____ DATASET
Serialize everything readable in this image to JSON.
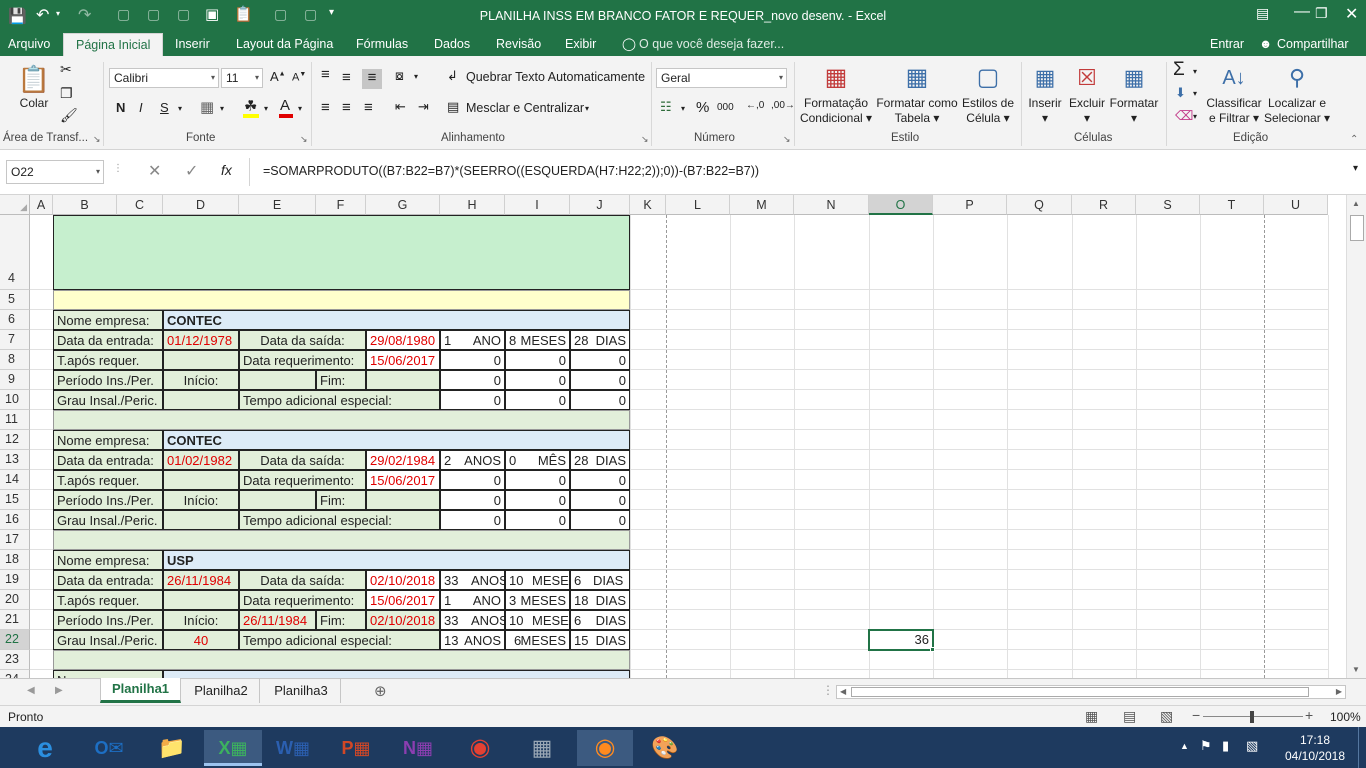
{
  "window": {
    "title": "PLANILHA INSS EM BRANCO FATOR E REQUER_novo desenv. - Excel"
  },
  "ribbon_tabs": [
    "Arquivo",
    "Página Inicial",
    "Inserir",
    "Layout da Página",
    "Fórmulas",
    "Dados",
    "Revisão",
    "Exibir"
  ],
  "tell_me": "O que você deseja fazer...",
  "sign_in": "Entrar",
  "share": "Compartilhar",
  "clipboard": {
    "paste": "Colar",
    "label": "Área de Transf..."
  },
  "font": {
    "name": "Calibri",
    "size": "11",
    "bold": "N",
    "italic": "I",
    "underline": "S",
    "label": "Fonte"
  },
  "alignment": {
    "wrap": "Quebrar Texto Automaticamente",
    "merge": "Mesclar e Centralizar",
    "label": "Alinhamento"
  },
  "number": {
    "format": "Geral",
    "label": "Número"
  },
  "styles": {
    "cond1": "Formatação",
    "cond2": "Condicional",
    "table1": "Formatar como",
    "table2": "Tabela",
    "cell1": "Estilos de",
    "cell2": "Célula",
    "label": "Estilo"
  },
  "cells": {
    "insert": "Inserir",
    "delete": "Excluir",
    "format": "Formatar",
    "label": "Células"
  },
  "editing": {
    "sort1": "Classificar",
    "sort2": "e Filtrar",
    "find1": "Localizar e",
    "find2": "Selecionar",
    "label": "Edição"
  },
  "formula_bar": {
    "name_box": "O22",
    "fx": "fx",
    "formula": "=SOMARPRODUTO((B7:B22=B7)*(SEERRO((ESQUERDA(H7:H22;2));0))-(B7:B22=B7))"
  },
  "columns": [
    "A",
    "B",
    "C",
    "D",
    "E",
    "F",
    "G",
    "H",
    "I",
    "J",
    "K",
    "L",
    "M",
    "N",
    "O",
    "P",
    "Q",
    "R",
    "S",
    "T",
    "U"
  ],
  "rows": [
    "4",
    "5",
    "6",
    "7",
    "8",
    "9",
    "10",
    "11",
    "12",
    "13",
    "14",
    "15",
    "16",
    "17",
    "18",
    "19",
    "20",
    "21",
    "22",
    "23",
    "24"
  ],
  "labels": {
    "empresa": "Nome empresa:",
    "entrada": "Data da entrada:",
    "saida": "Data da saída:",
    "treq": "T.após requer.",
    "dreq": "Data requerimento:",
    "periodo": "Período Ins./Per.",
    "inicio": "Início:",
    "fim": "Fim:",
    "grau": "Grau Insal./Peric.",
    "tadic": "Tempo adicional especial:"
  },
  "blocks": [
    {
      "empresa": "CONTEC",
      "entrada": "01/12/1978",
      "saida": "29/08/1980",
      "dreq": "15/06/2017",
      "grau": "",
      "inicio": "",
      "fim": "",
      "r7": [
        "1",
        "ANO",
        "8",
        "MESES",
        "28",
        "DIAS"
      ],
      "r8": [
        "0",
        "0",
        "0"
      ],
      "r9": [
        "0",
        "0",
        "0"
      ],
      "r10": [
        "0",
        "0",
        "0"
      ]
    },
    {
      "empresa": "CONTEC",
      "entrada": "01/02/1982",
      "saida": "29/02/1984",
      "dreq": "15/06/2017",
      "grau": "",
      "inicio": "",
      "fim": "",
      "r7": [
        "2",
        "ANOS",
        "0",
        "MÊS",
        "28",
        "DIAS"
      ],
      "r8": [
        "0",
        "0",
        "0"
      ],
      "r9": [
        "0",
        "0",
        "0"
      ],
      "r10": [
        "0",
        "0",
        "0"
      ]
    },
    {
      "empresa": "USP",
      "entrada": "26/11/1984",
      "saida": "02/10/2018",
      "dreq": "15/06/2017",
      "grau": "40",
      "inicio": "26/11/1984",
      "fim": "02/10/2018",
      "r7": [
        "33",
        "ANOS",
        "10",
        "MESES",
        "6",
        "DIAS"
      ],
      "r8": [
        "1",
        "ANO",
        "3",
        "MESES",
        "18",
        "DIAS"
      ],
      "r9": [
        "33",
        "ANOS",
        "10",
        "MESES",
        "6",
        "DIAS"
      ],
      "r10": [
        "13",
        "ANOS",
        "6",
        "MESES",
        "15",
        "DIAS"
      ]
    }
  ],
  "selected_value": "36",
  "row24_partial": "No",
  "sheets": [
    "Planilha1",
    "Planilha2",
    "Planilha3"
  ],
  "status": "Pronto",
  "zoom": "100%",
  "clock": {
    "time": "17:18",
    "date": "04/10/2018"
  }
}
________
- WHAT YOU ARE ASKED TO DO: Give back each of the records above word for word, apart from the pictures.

- EXERCISE RESULT:
Serialize everything readable in this image to JSON.
{
  "window": {
    "title": "PLANILHA INSS EM BRANCO FATOR E REQUER_novo desenv. - Excel"
  },
  "ribbon_tabs": [
    "Arquivo",
    "Página Inicial",
    "Inserir",
    "Layout da Página",
    "Fórmulas",
    "Dados",
    "Revisão",
    "Exibir"
  ],
  "tell_me": "O que você deseja fazer...",
  "sign_in": "Entrar",
  "share": "Compartilhar",
  "clipboard": {
    "paste": "Colar",
    "label": "Área de Transf..."
  },
  "font": {
    "name": "Calibri",
    "size": "11",
    "bold": "N",
    "italic": "I",
    "underline": "S",
    "label": "Fonte"
  },
  "alignment": {
    "wrap": "Quebrar Texto Automaticamente",
    "merge": "Mesclar e Centralizar",
    "label": "Alinhamento"
  },
  "number": {
    "format": "Geral",
    "label": "Número"
  },
  "styles": {
    "cond1": "Formatação",
    "cond2": "Condicional",
    "table1": "Formatar como",
    "table2": "Tabela",
    "cell1": "Estilos de",
    "cell2": "Célula",
    "label": "Estilo"
  },
  "cells": {
    "insert": "Inserir",
    "delete": "Excluir",
    "format": "Formatar",
    "label": "Células"
  },
  "editing": {
    "sort1": "Classificar",
    "sort2": "e Filtrar",
    "find1": "Localizar e",
    "find2": "Selecionar",
    "label": "Edição"
  },
  "formula_bar": {
    "name_box": "O22",
    "fx": "fx",
    "formula": "=SOMARPRODUTO((B7:B22=B7)*(SEERRO((ESQUERDA(H7:H22;2));0))-(B7:B22=B7))"
  },
  "columns": [
    "A",
    "B",
    "C",
    "D",
    "E",
    "F",
    "G",
    "H",
    "I",
    "J",
    "K",
    "L",
    "M",
    "N",
    "O",
    "P",
    "Q",
    "R",
    "S",
    "T",
    "U"
  ],
  "rows": [
    "4",
    "5",
    "6",
    "7",
    "8",
    "9",
    "10",
    "11",
    "12",
    "13",
    "14",
    "15",
    "16",
    "17",
    "18",
    "19",
    "20",
    "21",
    "22",
    "23",
    "24"
  ],
  "labels": {
    "empresa": "Nome empresa:",
    "entrada": "Data da entrada:",
    "saida": "Data da saída:",
    "treq": "T.após requer.",
    "dreq": "Data requerimento:",
    "periodo": "Período Ins./Per.",
    "inicio": "Início:",
    "fim": "Fim:",
    "grau": "Grau Insal./Peric.",
    "tadic": "Tempo adicional especial:"
  },
  "blocks": [
    {
      "empresa": "CONTEC",
      "entrada": "01/12/1978",
      "saida": "29/08/1980",
      "dreq": "15/06/2017",
      "grau": "",
      "inicio": "",
      "fim": "",
      "r7": [
        "1",
        "ANO",
        "8",
        "MESES",
        "28",
        "DIAS"
      ],
      "r8": [
        "0",
        "0",
        "0"
      ],
      "r9": [
        "0",
        "0",
        "0"
      ],
      "r10": [
        "0",
        "0",
        "0"
      ]
    },
    {
      "empresa": "CONTEC",
      "entrada": "01/02/1982",
      "saida": "29/02/1984",
      "dreq": "15/06/2017",
      "grau": "",
      "inicio": "",
      "fim": "",
      "r7": [
        "2",
        "ANOS",
        "0",
        "MÊS",
        "28",
        "DIAS"
      ],
      "r8": [
        "0",
        "0",
        "0"
      ],
      "r9": [
        "0",
        "0",
        "0"
      ],
      "r10": [
        "0",
        "0",
        "0"
      ]
    },
    {
      "empresa": "USP",
      "entrada": "26/11/1984",
      "saida": "02/10/2018",
      "dreq": "15/06/2017",
      "grau": "40",
      "inicio": "26/11/1984",
      "fim": "02/10/2018",
      "r7": [
        "33",
        "ANOS",
        "10",
        "MESES",
        "6",
        "DIAS"
      ],
      "r8": [
        "1",
        "ANO",
        "3",
        "MESES",
        "18",
        "DIAS"
      ],
      "r9": [
        "33",
        "ANOS",
        "10",
        "MESES",
        "6",
        "DIAS"
      ],
      "r10": [
        "13",
        "ANOS",
        "6",
        "MESES",
        "15",
        "DIAS"
      ]
    }
  ],
  "selected_value": "36",
  "row24_partial": "No",
  "sheets": [
    "Planilha1",
    "Planilha2",
    "Planilha3"
  ],
  "status": "Pronto",
  "zoom": "100%",
  "clock": {
    "time": "17:18",
    "date": "04/10/2018"
  }
}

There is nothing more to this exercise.